by Florian Rotberg | invidis consulting

Harrods opened its new Wine & Spirits section in the Food Halls of the world’s most famous department store. The Wine & Spirits department is an exciting shop window for Harrods’ excellence. It stands out quite clearly from all the other retailers in the world. Shoppers can sample and purchase rare vintages in a glamorous, elegant atmosphere inspired by the Art Déco style. It is an act of homage to The Great Gatsby.

Here a shiny black-and-white marble floor joins forces with whitewashed oak wall panels dotted with copper design elements. Common wisdom would require integrating dozens of sensors as the ultimate form of interactivity and smart digital retail concepts. The more sensors, the more complex the concept the better.
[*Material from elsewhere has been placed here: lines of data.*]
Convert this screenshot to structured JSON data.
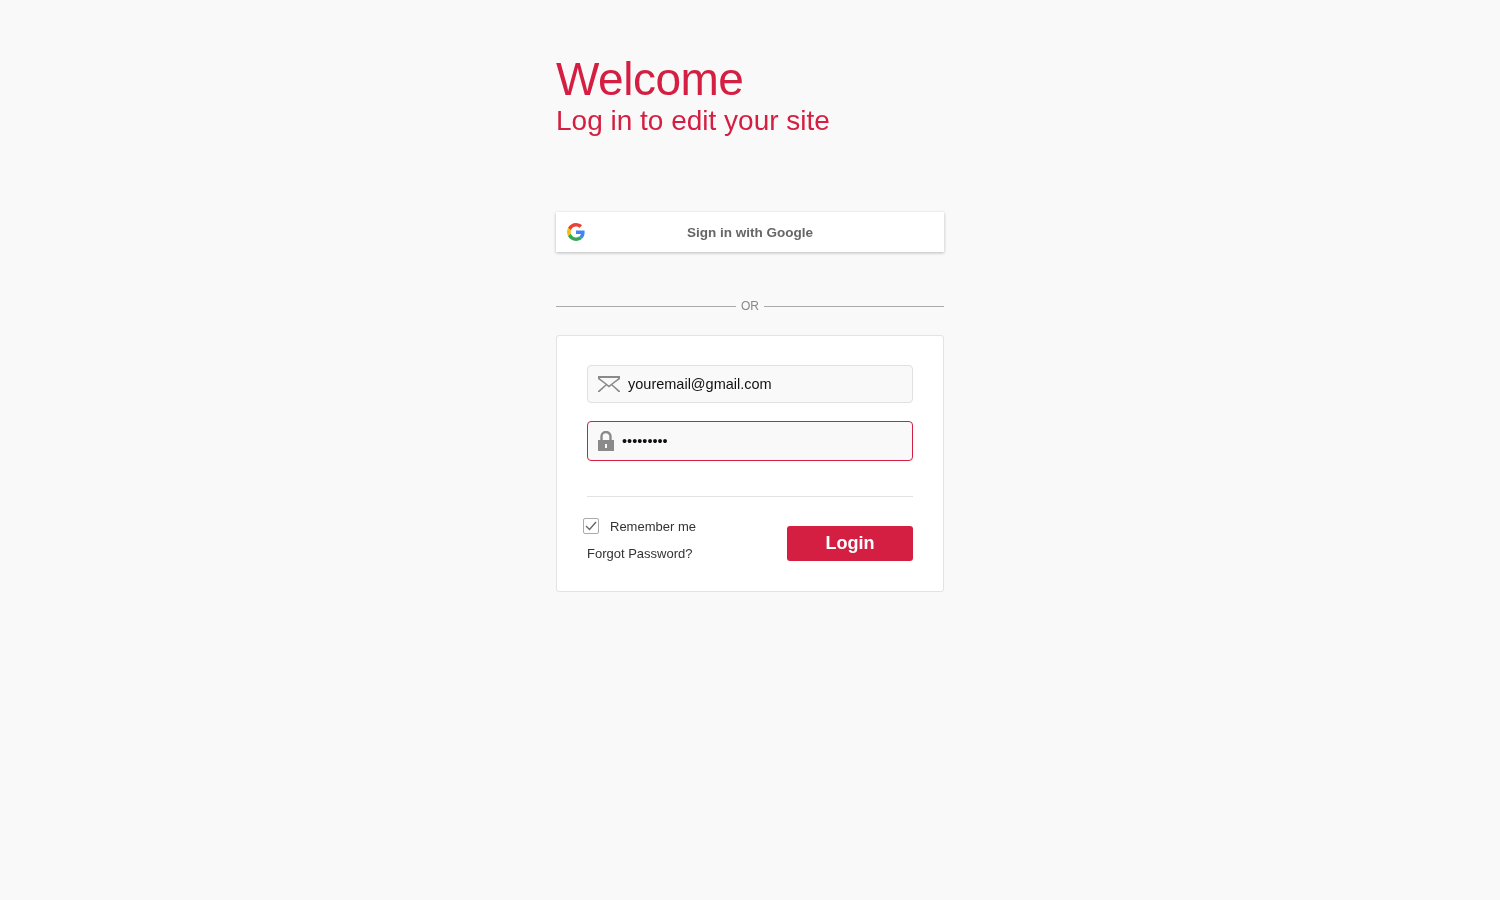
{
  "heading": {
    "title": "Welcome",
    "subtitle": "Log in to edit your site"
  },
  "google_button": {
    "label": "Sign in with Google"
  },
  "divider": {
    "label": "OR"
  },
  "form": {
    "fields": [
      {
        "kind": "email",
        "value": "youremail@gmail.com",
        "focused": false
      },
      {
        "kind": "password",
        "value": "•••••••••",
        "focused": true
      }
    ],
    "remember_me": {
      "label": "Remember me",
      "checked": true
    },
    "forgot_link": "Forgot Password?",
    "login_button": "Login"
  }
}
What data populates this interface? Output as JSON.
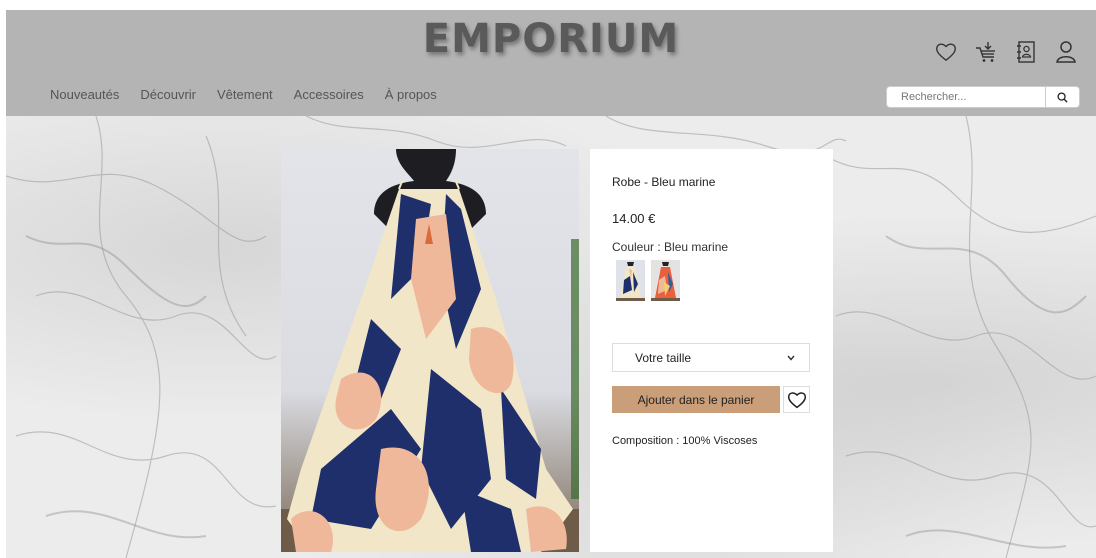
{
  "header": {
    "logo": "EMPORIUM",
    "icons": [
      "heart-icon",
      "cart-icon",
      "contact-book-icon",
      "user-icon"
    ]
  },
  "nav": {
    "items": [
      {
        "label": "Nouveautés"
      },
      {
        "label": "Découvrir"
      },
      {
        "label": "Vêtement"
      },
      {
        "label": "Accessoires"
      },
      {
        "label": "À propos"
      }
    ]
  },
  "search": {
    "placeholder": "Rechercher...",
    "value": ""
  },
  "product": {
    "name": "Robe - Bleu marine",
    "price": "14.00 €",
    "color_label": "Couleur : Bleu marine",
    "size_select": "Votre taille",
    "add_to_cart": "Ajouter dans le panier",
    "composition": "Composition : 100% Viscoses"
  },
  "colors": {
    "header_bg": "#b4b4b4",
    "accent": "#c99e78",
    "navy": "#1f2f6b",
    "peach": "#f0b89a",
    "cream": "#f1e6c8"
  }
}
But less is often more – that is especially the case in luxury digital signage concepts.

Across the Atlantic Amazon is heading the other way. Amazon Go convenience stores are filled up to the rim with sensors enabling customers a checkout-less shopping experience. The ceiling and shelves are covered with hundreds of sensors tracking every instore movement of the customer and pick-up of merchandise. Regardless of the use-case and sensor penetration, sensors are becoming increasingly commodity in digital signage.

Most popular use-cases in retail are

  • Lift & Learn
  • Approach detection – measuring distance (value-alternative to Kinect)
  • Guiding by LED lighting (matrix)

Microsoft Kinect was the most popular sensor in digital signage, even originally developed for Gaming (Microsoft Xbox). The solution was discontinued in 2017 after selling 35 million units and since then many, much cheaper and smaller sensors have become available. On a side note, Microsoft resurrected Kinect at Mobile World Congress in Barcelona in February 2019. The new Kinect has shrunk the external sensor into a stand-alone peripheral with ample computing power. Microsoft has designed this new Kinect to be primarily used with Azure, the company’s cloud-based service, for computer vision and speech models.

The only other sensor brand name is Intel’s stand-alone product Realsense. One of the hidden champions in Intel’s product portfolio the sensors have become enormous popular with autonomous driving. Making it very hard for digital signage integrators to get access to the value-priced sensor series, as the vast majority is bought by the automotive industry.

So much about Kinect and Realsense. Today’s sensors mainly integrated in digital retail are standard close-range sensors with an operating range of a few centimeters. They usually resell for a few Euros and are widely available. The challenge with sensors in general is not the hardware itself, but the platform to connect and efficiently manage the data recorded by the sensors. Especially as more and more sensors are becoming wireless.

Eindhoven (NL) based Nexmosphere developed a low-cost and easy to deploy and manage sensor platform quite popular with digital signage integrators. The Dutch experts offer light, touch, video, audio, pick-up & presence sensors for customized experiences controlled by a single platform. While remotely managing sensors and data can be provided by platforms like Nexmosphere, another challenge is more difficult to master.

According to Nexmosphere’s Hubert Van Doorne digital signage concepts are too often build on unrealistic and not necessary precision expectations. Concepts are created and tested too often in labs and not in real life. For example, sensors need only to detect certain ranges – it’s like temperature. It’s more important to understand if it’s generally cold or hot to playout relevant content. Is it relevant to the customer experience that the temperature drops by 0.2 centigrade? Not really. But integrators tend to overengineer sensor driven projects. While they spend 50 Euros on sensors, they spend 50.000 Euros on control systems around it. The drive for precision is mostly an overkill for customer journeys while it can be business critical for industrial applications.

The value of sensors is to enhance the experience for the 80%, not optimizing it for all possible exceptions. With a sensor invest of 500 Euros integrators can gain twice the experience for customers.

This article is an excerpt from the invidis digital signage yearbook 2019/20. Free download available at

Digital Signage Summit ISE (DSS ISE) is a half-day conference produced by Integrated Systems Eventsin association with invidis consulting. The Digital Signage Summit series of conferences are events that explore the business, technology and strategy of the Digital Signage and DooH (Digital out of Home) marketplace. DSS ISE is being held on 12 February 2020 at the Hotel Okura during Integrated Systems Europe (ISE), the world’s largest exhibition for professional AV and systems integration (11-14 February 2020, RAI Amsterdam).

  • Digital Signage Summit (DSS) ISE 2020
  • Wednesday 12 February 2020, 9:00-13:00
  • Hotel Okura, Amsterdam
  • Tickets are available here